The ICC Board has decided to end the super-sub trial playing condition with immediate effect. It also confirmed that the ODI trial playing condition relating to fielding restrictions should be referred to the Cricket Committee for further consideration.
The Board has endorsed the adoption of an ICC Anti-Doping Policy for all major ICC events. The proposed policy complies with the World Anti-Doping Agency (WADA) Code and its adoption at this year's ICC Annual Conference will formalize the ICC's commitment to drugs-free sport.
ICC president Ehsan Mani said this was an important step for the sport.
"While there have been anti-doping programmes at all of the ICC's recent major events, these have been formulated on an event-by-event basis and have contained variations from the WADA Code," said Mr Mani.
"Once it has been approved by the Annual Conference in July, this new WADA-compliant policy will become mandatory for all major ICC events beginning with this year's ICC Champions Trophy in India."
The Board has also proposed the first formal pitch-monitoring process for international cricket. This process, which has been adopted with immediate effect, includes potential sanctions ranging from a formal warning to a Member board fine or even suspension of international status for venues that produce substandard pitches.
The process is be based on the initial report of the Emirates Elite Panel Referee at the ground followed by a review conducted by the ICC General Manager Cricket, David Richardson, and the Chief Match Referee, Ranjan Madugalle (or the Chairman of the Cricket Committee, Sunil Gavaskar, if the Chief Referee produced the initial report). An appeals process is available to the relevant Member board.
The Board received a progress report from Peter Chingoka, the chairman of the Interim Committee of Zimbabwe Cricket in which Mr Chingoka advised that:
- independent auditors had been appointed to conduct a forensic audit of Zimbabwe Cricket's finances in response to allegations made against it
- progress has been made towards developing a new constitution for Zimbabwe Cricket by the middle of this year
- continued negotiations were taking place regarding player issues

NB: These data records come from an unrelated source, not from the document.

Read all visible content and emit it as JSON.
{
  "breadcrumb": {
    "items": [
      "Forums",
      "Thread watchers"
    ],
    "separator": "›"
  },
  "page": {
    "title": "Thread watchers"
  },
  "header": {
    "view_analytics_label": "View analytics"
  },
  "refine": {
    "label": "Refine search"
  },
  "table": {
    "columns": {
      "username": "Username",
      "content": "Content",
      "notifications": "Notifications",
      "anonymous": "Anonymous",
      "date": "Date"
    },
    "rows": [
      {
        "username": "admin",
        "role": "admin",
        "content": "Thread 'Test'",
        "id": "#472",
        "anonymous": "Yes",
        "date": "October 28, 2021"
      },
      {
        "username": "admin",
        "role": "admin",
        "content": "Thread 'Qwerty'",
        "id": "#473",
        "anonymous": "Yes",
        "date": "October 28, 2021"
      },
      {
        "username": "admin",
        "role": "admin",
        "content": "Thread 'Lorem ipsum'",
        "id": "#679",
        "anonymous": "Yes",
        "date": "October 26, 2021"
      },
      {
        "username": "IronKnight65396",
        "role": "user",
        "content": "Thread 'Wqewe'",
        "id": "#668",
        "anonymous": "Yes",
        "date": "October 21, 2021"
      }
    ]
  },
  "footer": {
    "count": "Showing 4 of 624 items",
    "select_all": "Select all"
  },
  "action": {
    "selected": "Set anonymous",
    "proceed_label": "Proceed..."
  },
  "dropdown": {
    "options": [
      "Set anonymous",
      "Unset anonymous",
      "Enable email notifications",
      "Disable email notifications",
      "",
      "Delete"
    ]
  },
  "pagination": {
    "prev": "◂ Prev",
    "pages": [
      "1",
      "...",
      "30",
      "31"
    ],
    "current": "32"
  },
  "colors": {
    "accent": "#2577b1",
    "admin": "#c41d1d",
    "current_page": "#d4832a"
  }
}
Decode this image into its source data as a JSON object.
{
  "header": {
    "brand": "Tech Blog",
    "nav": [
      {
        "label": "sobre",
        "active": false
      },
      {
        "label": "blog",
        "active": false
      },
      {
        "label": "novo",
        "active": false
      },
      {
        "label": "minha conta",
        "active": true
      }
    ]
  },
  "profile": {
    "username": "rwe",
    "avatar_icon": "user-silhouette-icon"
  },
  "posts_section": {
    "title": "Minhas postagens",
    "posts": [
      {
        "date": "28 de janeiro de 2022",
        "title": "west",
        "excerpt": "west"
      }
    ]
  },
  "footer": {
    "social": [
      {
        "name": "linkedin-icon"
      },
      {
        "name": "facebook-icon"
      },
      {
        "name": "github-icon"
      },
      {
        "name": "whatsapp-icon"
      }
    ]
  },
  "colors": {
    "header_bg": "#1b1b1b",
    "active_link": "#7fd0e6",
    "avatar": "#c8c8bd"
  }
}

Zimbabwe Cricket will also be required to provide a report to the ICC Board at its October 2006 and March 2007 meetings reviewing the on-field performances of its teams ahead of any decision regarding its resumption of Test cricket.
LG ICC ODI Championship
The Board approved a recommendation that the minimum number of matches needed to be played by a side to qualify for a ranking on the LG ICC ODI Championship table should be eight matches.
This means that Kenya has now played sufficient matches in the qualifying period. The two matches it played in the ICC Champions Trophy 2004 have a 50 per cent weighting while its recent four matches against Zimbabwe and the opening two matches of its series against Bangladesh take it to the eight-match threshold.
Kenya is ranked 11th on the table with a rating of 18 points. It needs to win both remaining matches of its four match series against Bangladesh to climb to tenth spot and claim the last qualifying spot for the ICC Champions Trophy 2006.
United States of America Cricket Association (USACA)
The ICC Board agreed to revert to full recognition of the administration of the United States of America Cricket Association (USACA) subject to certain conditions. These conditions include the conducting of independently-monitored elections before 30 November 2006.